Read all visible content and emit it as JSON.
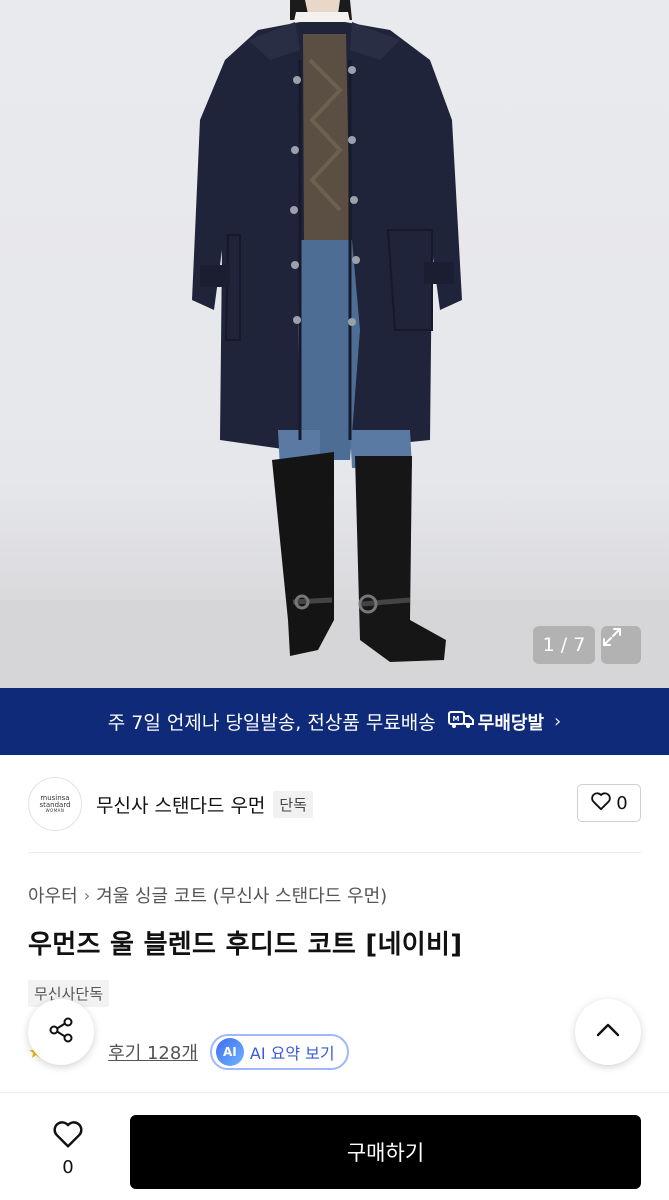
{
  "gallery": {
    "counter": "1 / 7",
    "image_alt": "product photo: model wearing navy hooded wool coat with black knee boots",
    "expand_icon": "expand-icon"
  },
  "banner": {
    "text": "주 7일 언제나 당일발송, 전상품 무료배송",
    "badge_label": "무배당발",
    "badge_icon": "truck-icon"
  },
  "brand": {
    "logo_line1": "musinsa",
    "logo_line2": "standard",
    "logo_line3": "WOMAN",
    "name": "무신사 스탠다드 우먼",
    "tag": "단독",
    "like_count": "0"
  },
  "product": {
    "breadcrumb": [
      "아우터",
      "겨울 싱글 코트 (무신사 스탠다드 우먼)"
    ],
    "title": "우먼즈 울 블렌드 후디드 코트 [네이비]",
    "store_tag": "무신사단독",
    "review_link": "후기 128개",
    "ai_badge": "AI",
    "ai_label": "AI 요약 보기"
  },
  "bottom": {
    "like_count": "0",
    "buy_label": "구매하기"
  },
  "colors": {
    "banner_bg": "#0e2a78",
    "buy_bg": "#000000",
    "star": "#f5b50a",
    "ai_accent": "#3a5bd9"
  }
}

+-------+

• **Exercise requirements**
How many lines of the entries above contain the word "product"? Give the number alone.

• **Response to the exercise**
2